What the task asks: If you see a picture in the data below, omit it and copy the rest exactly.

=== Section Start ===

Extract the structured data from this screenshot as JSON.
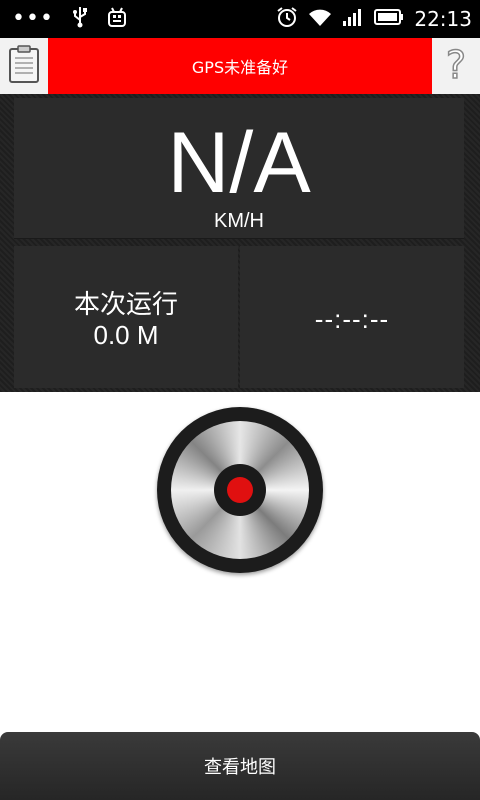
{
  "status_bar": {
    "time": "22:13",
    "icons": [
      "more-dots-icon",
      "usb-icon",
      "android-debug-icon",
      "alarm-icon",
      "wifi-icon",
      "signal-icon",
      "battery-icon"
    ]
  },
  "header": {
    "gps_status": "GPS未准备好",
    "banner_color": "#ff0000",
    "help_symbol": "?"
  },
  "speed": {
    "value": "N/A",
    "unit": "KM/H"
  },
  "run": {
    "label": "本次运行",
    "distance": "0.0 M",
    "time": "--:--:--"
  },
  "record_button": {
    "accent_color": "#e01010"
  },
  "footer": {
    "map_label": "查看地图"
  }
}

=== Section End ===

Solution to the problem:
Extract the structured data from this screenshot as JSON.
{
  "status_bar": {
    "time": "22:13",
    "icons": [
      "more-dots-icon",
      "usb-icon",
      "android-debug-icon",
      "alarm-icon",
      "wifi-icon",
      "signal-icon",
      "battery-icon"
    ]
  },
  "header": {
    "gps_status": "GPS未准备好",
    "banner_color": "#ff0000",
    "help_symbol": "?"
  },
  "speed": {
    "value": "N/A",
    "unit": "KM/H"
  },
  "run": {
    "label": "本次运行",
    "distance": "0.0 M",
    "time": "--:--:--"
  },
  "record_button": {
    "accent_color": "#e01010"
  },
  "footer": {
    "map_label": "查看地图"
  }
}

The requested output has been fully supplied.